Is our reliance on this formation an admission that we don’t have the skills to attack or to impose our will against the better teams in CONCACAF? Are we saying to our CONCACAF opponents, "We are looking to contain you" when we should be saying "We will take it to you?"

Containing is what the US might have to do against teams the they’ll see in the Confederations Cup.  CONCACAF is supposed to be our stomping grounds.  We're supposed to own this region.  I still don't get the sense that any team genuinely fears us they way traditionally have feared Mexico.

I’m not advocating an abandonment of the empty bucket.  We’ve gotten some results from it and it’s a sound formation.  But If we aren’t approaching these matches against the better teams with a more attacking philosophy, we’re going to spend more time in CONCACAF on the back foot than we should.

And that’s something that makes this Grown Man a little light headed.

Andrew Dixon is a soccer writer based in Miami and a weekly columnist for USSoccerPlayers. Contact him at: golnoir@golnoir.net

3 Responses to The Bucket

  1. XoXoXo says:

    I agree. No matter what the US does, everyone thinks Mexico is the toughest team in the Hex. People will still think Mexico is better even if they don’t qualify for the World Cup, and the US does.
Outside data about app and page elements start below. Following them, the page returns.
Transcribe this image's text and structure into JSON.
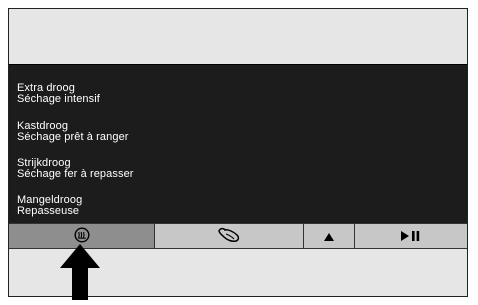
{
  "programs": [
    {
      "nl": "Extra droog",
      "fr": "Séchage intensif"
    },
    {
      "nl": "Kastdroog",
      "fr": "Séchage prêt à ranger"
    },
    {
      "nl": "Strijkdroog",
      "fr": "Séchage fer à repasser"
    },
    {
      "nl": "Mangeldroog",
      "fr": "Repasseuse"
    }
  ],
  "buttons": [
    {
      "icon": "heat-coil-icon",
      "active": true
    },
    {
      "icon": "wool-icon",
      "active": false
    },
    {
      "icon": "up-triangle-icon",
      "active": false
    },
    {
      "icon": "play-pause-icon",
      "active": false
    }
  ],
  "indicator": {
    "icon": "up-arrow-icon"
  },
  "colors": {
    "display_bg": "#1c1c1c",
    "button_bg": "#c7c7c7",
    "button_active_bg": "#8e8e8e",
    "panel_bg": "#e6e6e6"
  }
}
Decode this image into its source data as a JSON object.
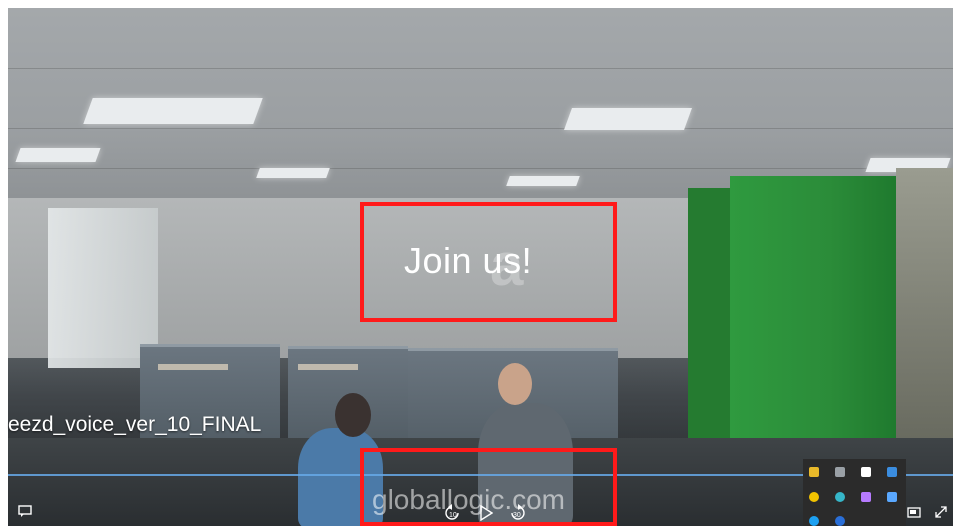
{
  "video": {
    "caption": "Join us!",
    "watermark_letter": "a",
    "title": "eezd_voice_ver_10_FINAL",
    "site_text": "globallogic.com"
  },
  "controls": {
    "skip_back_label": "10",
    "skip_forward_label": "30",
    "progress": 1.0
  },
  "colors": {
    "annotation": "#ff1a1a",
    "progress": "#66a9e8"
  },
  "tray_icons": [
    "shield-icon",
    "notes-icon",
    "snip-icon",
    "calendar-icon",
    "chrome-icon",
    "edge-icon",
    "pen-icon",
    "cloud-icon",
    "skype-icon",
    "bluetooth-icon"
  ]
}
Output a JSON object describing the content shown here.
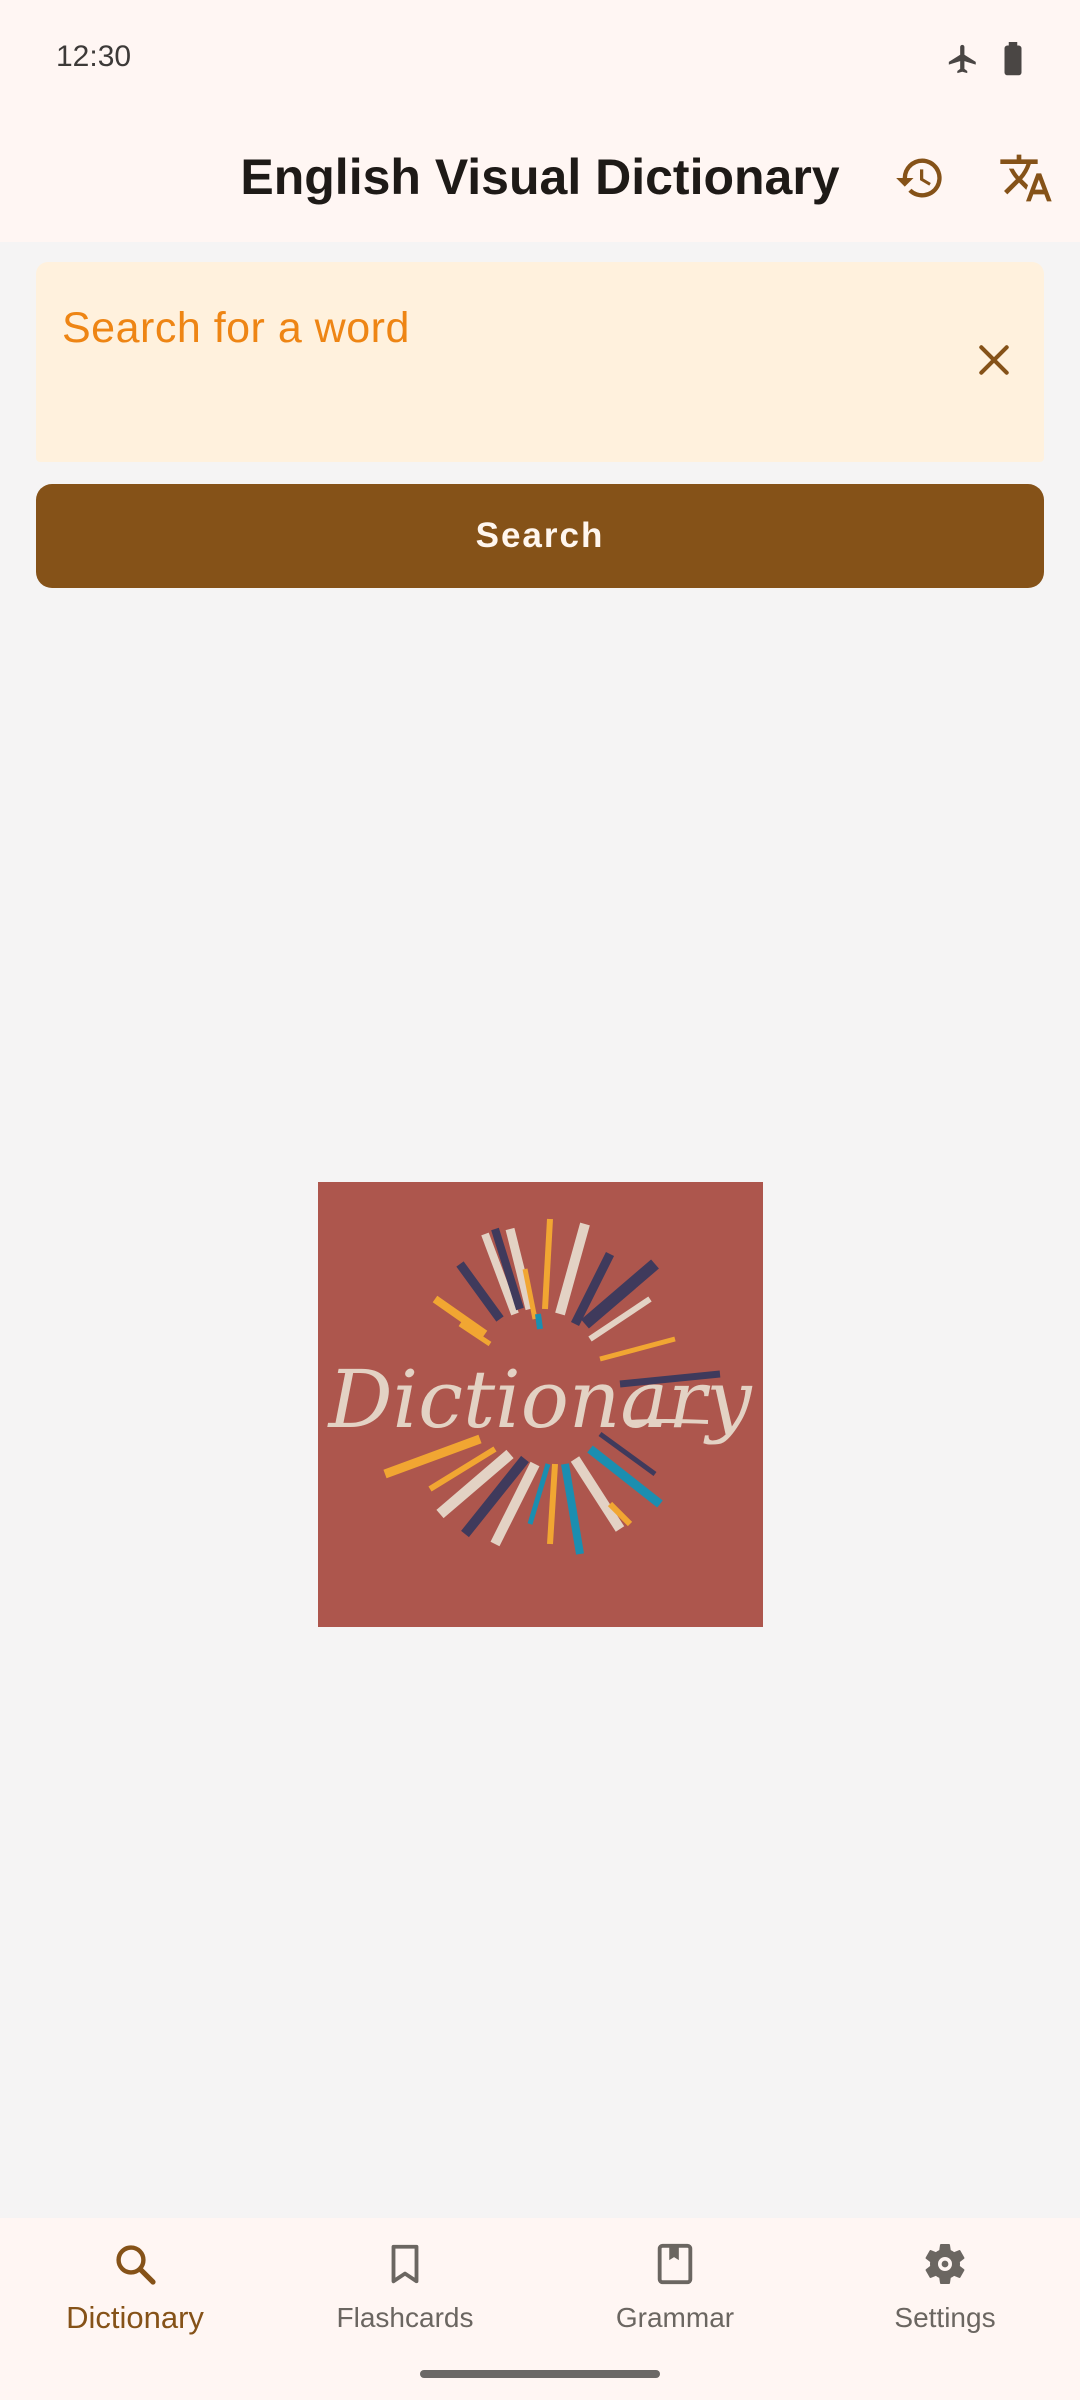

The US needs a decent showing at the Confederations Cup, even a point against Brazil or Italy will do.

  2. Todd Felton says:

    I think it will take more than a point against Italy or Brazil. We need to beat Mexico soundly at Azteca and stop looking like crap in games like Costa Rica.

  3. Brian says:

    Yes they do.